As a long-time resident of metro-Atlanta I am compelled to point to today's video and story in the New York Times about a local ministry, Clarkston International Bible Church. Formerly a Southern Baptist church, it is now an independent multi-ethnic congregation in one of the most diverse communities in the area. The Times video is well-done and only five minutes long. (So far they have not enabled You Tube to make the clip available for embedding, but these things take time. After all, it took a long time for the Times to discover how pointless it was to charge for Times Select.)

Clarkston, Georgia is inside the Perimeter very close to the DeKalb Farmers Market, one of the city's most colorful and important cultural attractions. My family and I have moved too far out to shop there now, but when Robert and Harry Blazer started their enterprise in town we were among their most faithful patrons. Starting on a vacant lot at Medlock Drive and Scott Blvd. in Decatur, selling fresh produce off the back of trucks, they put together one of the most impressive retail food outlets in the country.
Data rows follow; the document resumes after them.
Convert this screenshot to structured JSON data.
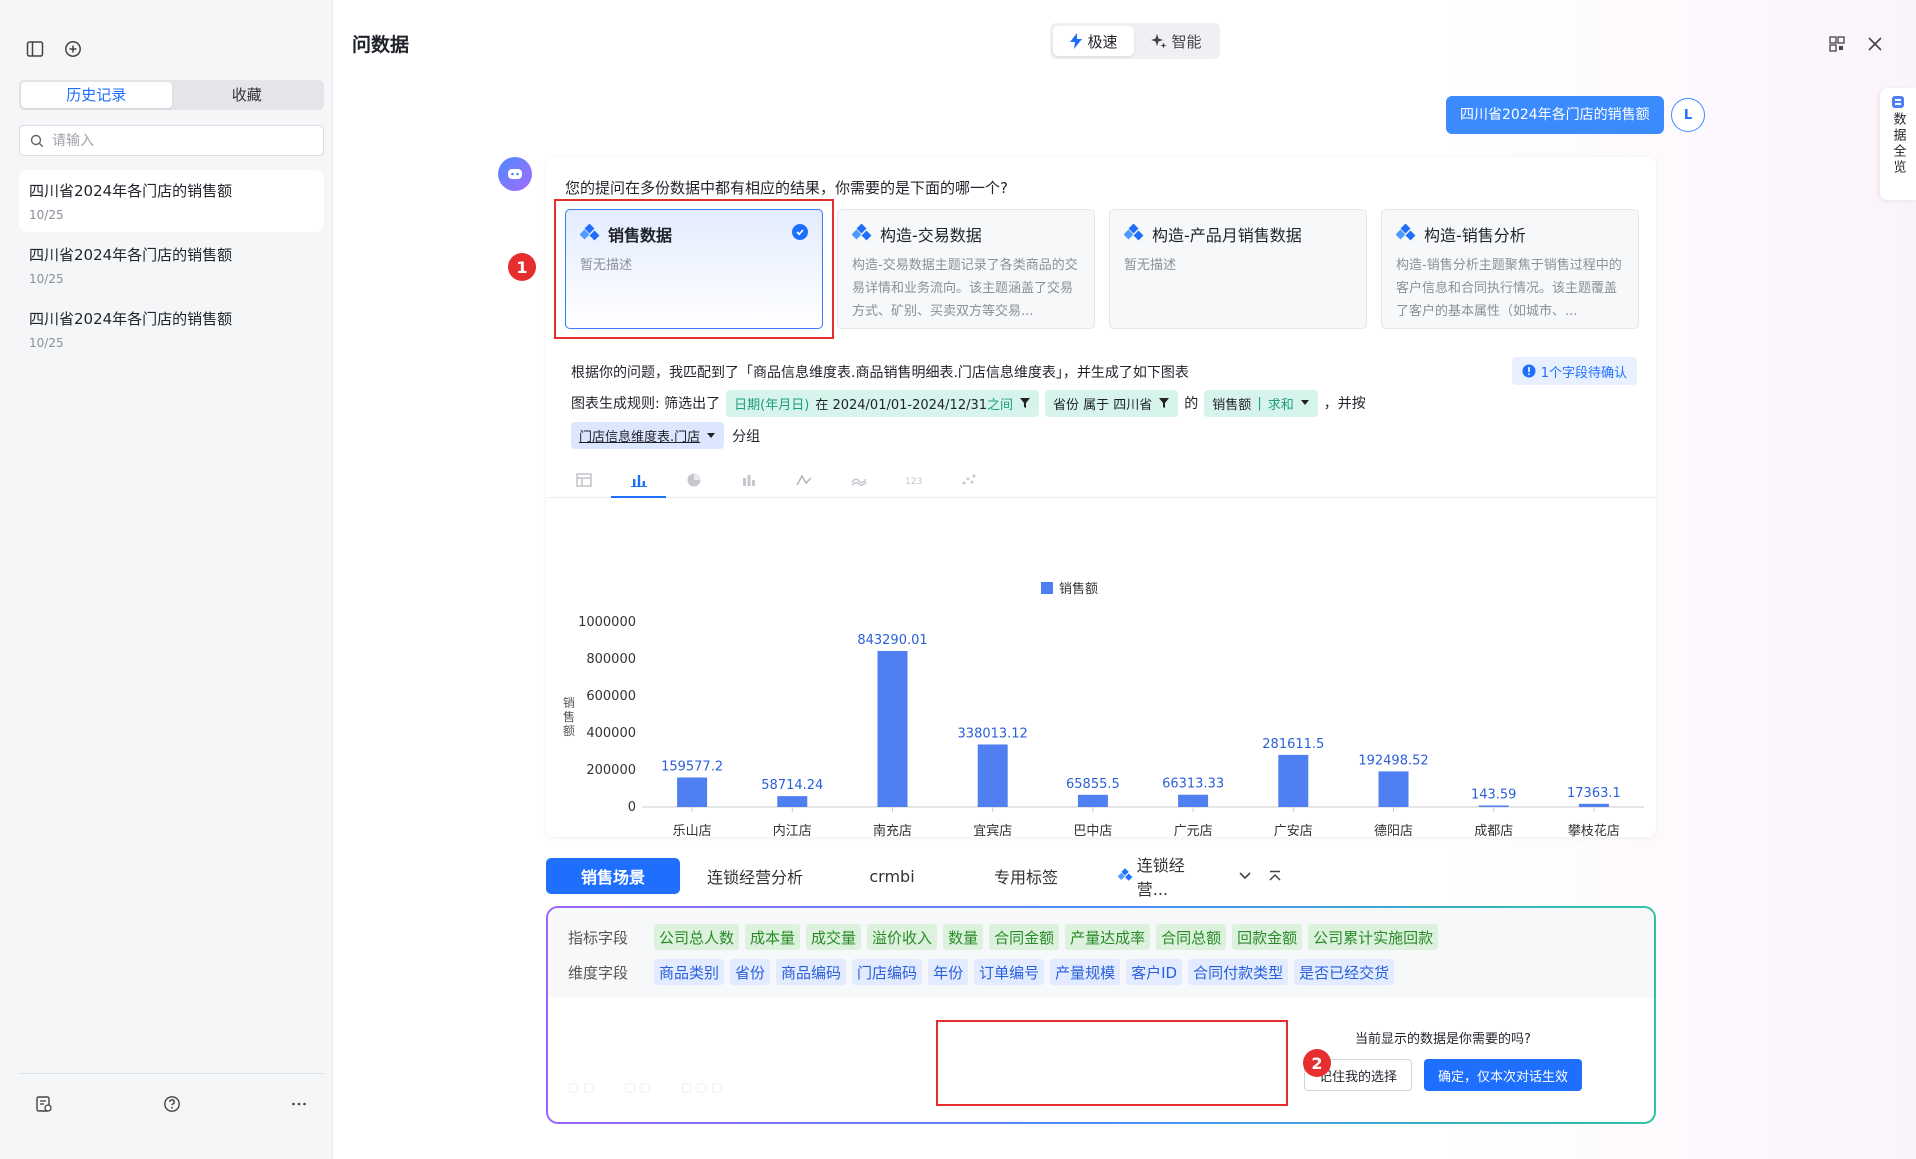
{
  "sidebar": {
    "tabs": [
      {
        "label": "历史记录"
      },
      {
        "label": "收藏"
      }
    ],
    "search_placeholder": "请输入",
    "history": [
      {
        "title": "四川省2024年各门店的销售额",
        "date": "10/25"
      },
      {
        "title": "四川省2024年各门店的销售额",
        "date": "10/25"
      },
      {
        "title": "四川省2024年各门店的销售额",
        "date": "10/25"
      }
    ]
  },
  "header": {
    "title": "问数据",
    "modes": [
      {
        "label": "极速"
      },
      {
        "label": "智能"
      }
    ],
    "side_tab": "数据全览"
  },
  "chat": {
    "user_question": "四川省2024年各门店的销售额",
    "user_initial": "L",
    "prompt": "您的提问在多份数据中都有相应的结果，你需要的是下面的哪一个?",
    "options": [
      {
        "title": "销售数据",
        "desc": "暂无描述"
      },
      {
        "title": "构造-交易数据",
        "desc": "构造-交易数据主题记录了各类商品的交易详情和业务流向。该主题涵盖了交易方式、矿别、买卖双方等交易..."
      },
      {
        "title": "构造-产品月销售数据",
        "desc": "暂无描述"
      },
      {
        "title": "构造-销售分析",
        "desc": "构造-销售分析主题聚焦于销售过程中的客户信息和合同执行情况。该主题覆盖了客户的基本属性（如城市、..."
      }
    ],
    "marker1": "1",
    "marker2": "2",
    "match_text": "根据你的问题，我匹配到了「商品信息维度表.商品销售明细表.门店信息维度表」，并生成了如下图表",
    "confirm_badge": "1个字段待确认",
    "rule_prefix": "图表生成规则: 筛选出了",
    "chip_date_key": "日期(年月日)",
    "chip_date_val": "在 2024/01/01-2024/12/31",
    "chip_date_op": "之间",
    "chip_prov": "省份 属于 四川省",
    "rule_of": "的",
    "chip_measure_key": "销售额",
    "chip_measure_sep": "|",
    "chip_measure_agg": "求和",
    "rule_and": "，并按",
    "chip_group": "门店信息维度表.门店",
    "group_suffix": "分组"
  },
  "chart_data": {
    "type": "bar",
    "legend": "销售额",
    "ylabel": "销售额",
    "ylim": [
      0,
      1000000
    ],
    "yticks": [
      0,
      200000,
      400000,
      600000,
      800000,
      1000000
    ],
    "categories": [
      "乐山店",
      "内江店",
      "南充店",
      "宜宾店",
      "巴中店",
      "广元店",
      "广安店",
      "德阳店",
      "成都店",
      "攀枝花店"
    ],
    "values": [
      159577.2,
      58714.24,
      843290.01,
      338013.12,
      65855.5,
      66313.33,
      281611.5,
      192498.52,
      143.59,
      17363.1
    ],
    "labels": [
      "159577.2",
      "58714.24",
      "843290.01",
      "338013.12",
      "65855.5",
      "66313.33",
      "281611.5",
      "192498.52",
      "143.59",
      "17363.1"
    ],
    "color": "#4f7ff0"
  },
  "scenes": [
    {
      "label": "销售场景"
    },
    {
      "label": "连锁经营分析"
    },
    {
      "label": "crmbi"
    },
    {
      "label": "专用标签"
    },
    {
      "label": "连锁经营..."
    }
  ],
  "fields": {
    "metric_label": "指标字段",
    "metrics": [
      "公司总人数",
      "成本量",
      "成交量",
      "溢价收入",
      "数量",
      "合同金额",
      "产量达成率",
      "合同总额",
      "回款金额",
      "公司累计实施回款"
    ],
    "dim_label": "维度字段",
    "dims": [
      "商品类别",
      "省份",
      "商品编码",
      "门店编码",
      "年份",
      "订单编号",
      "产量规模",
      "客户ID",
      "合同付款类型",
      "是否已经交货"
    ]
  },
  "confirm": {
    "question": "当前显示的数据是你需要的吗?",
    "remember": "记住我的选择",
    "ok": "确定，仅本次对话生效"
  }
}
They grew too big for their original location and relocated to the present site which is as big as a warehouse. The brother Harry started a separate business on a similar model, appropriately called Harry's, which grew in the North Atlanta suburbs, but the Original DeKalb Farmers Market remained one of a kind with Robert in charge. The last time I was there I saw him talking with one of the staff in a conversation that lasted the whole time I was shopping. I have no idea what they were discussing, but I was impressed that his sense of priorities is balanced enough that he has all the time in the world to chew the fat with a retail clerk. I think that may have something to do with the success of the business.

But this post is not about the market. This is about the church nearby. Watch the video and get a feel for what happens when old fashioned Southern Baptists decide that welcoming others from all parts of the world is an important part of building the Kingdom. This kind of ministry is not common, incidentally, but also not unique. My wife and I went to St. Jude's Episcopal Church in Marietta for a decade and experienced very much the same kind of cultural mix. Christians from all over the world have more in common than many isolated congregations imagine. By isolating themselves from their Christian brothers and sisters who don't speak or worship the same, they only succeed in limiting their vision of what the Church really is. As the preacher in the video concludes, we can expect Heaven to be a culturally mixed place.

This church and the nearby DeKalb Farmers Market reflect an impressive international diversity. One reason for the success of the market is that from the beginning shoppers from all over the world could find products they wanted. Immigrant shoppers traveled long distances to shop there. Virtually anything available in North America was for sale at reasonable prices, including strange root crops and vegetables not found in most grocery store produce sections. Imported products from Asia and South America appeared along with those from Europe, Australia and New Zealand. In time they built an impressive wine selection. But the most impressive part of the market has always been the staff and a true international flavor. Flags from all over the world hang overhead and clerks speaking many languages in addition to English are everywhere. I have no idea how many countries are represented but the impression is that they compose a virtual United Nations in uniform.

No, I have no connection with the church, the market or the Chamber of Commerce. But yes, I can tell you if you have time when you are in Atlanta consider putting the DeKalb Farmers Market on your list of places to visit. Travelers from New York, San Francisco or other places with large immigrant populations may not be impressed. But you can be sure that places like this are a rich, new experience for lots of people here in the South. And churches like the one in Clarkston have a very important ministry and deserve recognition.


Anonymous said...

In the first paragraph you wrote "Formerly a Southern Baptist church, it is now an independent multi-ethnic congregation in one of the most diverse communities in the area."

CIBC is a "multi-ethnic congregation", but we are still a Southern Baptist Church.

We appreciate your interest and the comments you made.

We have a web site:

Please visit it sometime.

Charles Griffin
CBC/CIBC member for 37 years.

Hoots said...

Thanks for your comment. I stand corrected. That makes me proud to have been reared as a Southern Baptist myself. Much has changed over the forty-plus years I left for the Episcopal Church.

The Times article and video were published in September, 2007. Your comment and correction come in a timely way to remind readers of your ministry in connection with the MLK holiday. I'm moving this entry to January 21 for that observance.

I'm still hoping that someone at your church with the technical know-how will put up some You Tube videos. Yours is an important ministry that deserves to be better known and widely copied.